Those lines of the records that contain "Preview" are to be located and copied.
★ ★ ★
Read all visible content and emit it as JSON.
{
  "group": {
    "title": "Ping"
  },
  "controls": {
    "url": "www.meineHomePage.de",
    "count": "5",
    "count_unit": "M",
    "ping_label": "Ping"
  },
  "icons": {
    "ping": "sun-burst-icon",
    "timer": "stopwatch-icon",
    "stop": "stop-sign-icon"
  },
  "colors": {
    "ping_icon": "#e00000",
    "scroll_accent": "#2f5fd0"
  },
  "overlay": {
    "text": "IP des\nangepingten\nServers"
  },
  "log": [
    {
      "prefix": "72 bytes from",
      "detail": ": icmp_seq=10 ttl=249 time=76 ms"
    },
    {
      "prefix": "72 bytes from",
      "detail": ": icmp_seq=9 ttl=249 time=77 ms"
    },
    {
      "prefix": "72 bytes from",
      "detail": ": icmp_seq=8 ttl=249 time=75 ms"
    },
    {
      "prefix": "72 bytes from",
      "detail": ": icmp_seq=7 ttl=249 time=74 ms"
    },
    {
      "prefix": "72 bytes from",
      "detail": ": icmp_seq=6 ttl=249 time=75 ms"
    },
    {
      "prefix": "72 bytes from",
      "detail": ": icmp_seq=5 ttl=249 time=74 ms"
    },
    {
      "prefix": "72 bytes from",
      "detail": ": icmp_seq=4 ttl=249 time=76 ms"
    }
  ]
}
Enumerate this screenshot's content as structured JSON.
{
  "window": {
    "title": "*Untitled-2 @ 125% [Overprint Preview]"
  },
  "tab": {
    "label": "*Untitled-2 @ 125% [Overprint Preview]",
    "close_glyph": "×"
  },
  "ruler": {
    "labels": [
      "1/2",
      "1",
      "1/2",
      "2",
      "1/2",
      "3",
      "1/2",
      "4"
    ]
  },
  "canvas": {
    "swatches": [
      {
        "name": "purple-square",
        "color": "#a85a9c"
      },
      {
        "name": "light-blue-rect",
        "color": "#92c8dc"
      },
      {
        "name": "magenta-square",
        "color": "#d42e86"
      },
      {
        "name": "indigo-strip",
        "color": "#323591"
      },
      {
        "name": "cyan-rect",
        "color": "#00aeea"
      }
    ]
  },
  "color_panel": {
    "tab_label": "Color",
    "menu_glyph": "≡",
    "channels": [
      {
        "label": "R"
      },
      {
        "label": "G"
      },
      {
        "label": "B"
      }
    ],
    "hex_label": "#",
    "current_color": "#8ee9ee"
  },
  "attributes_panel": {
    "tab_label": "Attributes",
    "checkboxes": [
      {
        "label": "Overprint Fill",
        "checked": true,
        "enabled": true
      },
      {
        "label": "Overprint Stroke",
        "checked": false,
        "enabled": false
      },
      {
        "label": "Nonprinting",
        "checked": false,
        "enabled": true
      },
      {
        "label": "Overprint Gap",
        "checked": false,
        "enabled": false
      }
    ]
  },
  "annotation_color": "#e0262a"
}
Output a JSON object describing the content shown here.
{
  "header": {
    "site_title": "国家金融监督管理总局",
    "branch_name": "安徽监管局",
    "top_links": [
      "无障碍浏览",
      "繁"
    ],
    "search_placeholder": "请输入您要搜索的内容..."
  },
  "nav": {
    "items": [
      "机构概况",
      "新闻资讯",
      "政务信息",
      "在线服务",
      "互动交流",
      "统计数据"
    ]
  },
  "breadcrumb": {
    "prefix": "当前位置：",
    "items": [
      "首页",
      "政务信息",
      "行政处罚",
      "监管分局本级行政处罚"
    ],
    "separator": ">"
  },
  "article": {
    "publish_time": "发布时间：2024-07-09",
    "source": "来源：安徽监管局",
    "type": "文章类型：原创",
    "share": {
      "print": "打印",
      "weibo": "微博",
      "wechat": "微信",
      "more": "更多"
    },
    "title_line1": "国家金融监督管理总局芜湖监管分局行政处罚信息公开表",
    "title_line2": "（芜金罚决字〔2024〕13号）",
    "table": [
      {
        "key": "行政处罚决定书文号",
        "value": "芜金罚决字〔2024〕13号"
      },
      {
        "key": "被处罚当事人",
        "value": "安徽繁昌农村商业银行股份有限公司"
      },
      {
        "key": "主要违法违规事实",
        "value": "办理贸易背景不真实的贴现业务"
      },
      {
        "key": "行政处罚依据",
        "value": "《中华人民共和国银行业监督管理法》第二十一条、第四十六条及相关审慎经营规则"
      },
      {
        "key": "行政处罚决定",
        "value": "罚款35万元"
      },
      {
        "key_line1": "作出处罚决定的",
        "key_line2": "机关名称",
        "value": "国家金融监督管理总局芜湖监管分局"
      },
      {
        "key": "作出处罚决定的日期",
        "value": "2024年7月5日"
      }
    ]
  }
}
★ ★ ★
§ Final answer
    "title": "*Untitled-2 @ 125% [Overprint Preview]"
    "label": "*Untitled-2 @ 125% [Overprint Preview]",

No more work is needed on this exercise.